EXERCISE BRIEF: Could you please reproduce every record below exactly, leaving out the pictures?

(Web page and app entries)
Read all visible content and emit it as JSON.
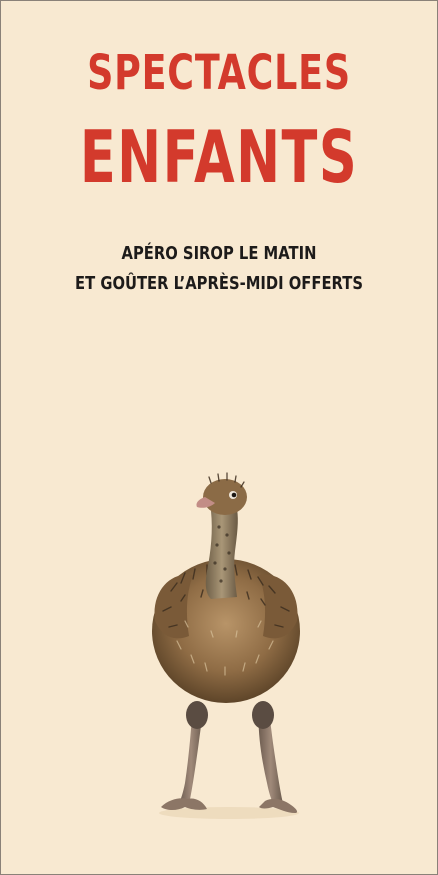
{
  "poster": {
    "title_line_1": "SPECTACLES",
    "title_line_2": "ENFANTS",
    "subtitle_line_1": "APÉRO SIROP LE MATIN",
    "subtitle_line_2": "ET GOÛTER L’APRÈS-MIDI OFFERTS",
    "illustration": "ostrich-chick",
    "colors": {
      "background": "#f8e9d1",
      "title": "#d33a2c",
      "subtitle": "#1d1b1a"
    }
  }
}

RESPONSE TO THE EXERCISE:
Read all visible content and emit it as JSON.
{
  "poster": {
    "title_line_1": "SPECTACLES",
    "title_line_2": "ENFANTS",
    "subtitle_line_1": "APÉRO SIROP LE MATIN",
    "subtitle_line_2": "ET GOÛTER L’APRÈS-MIDI OFFERTS",
    "illustration": "ostrich-chick",
    "colors": {
      "background": "#f8e9d1",
      "title": "#d33a2c",
      "subtitle": "#1d1b1a"
    }
  }
}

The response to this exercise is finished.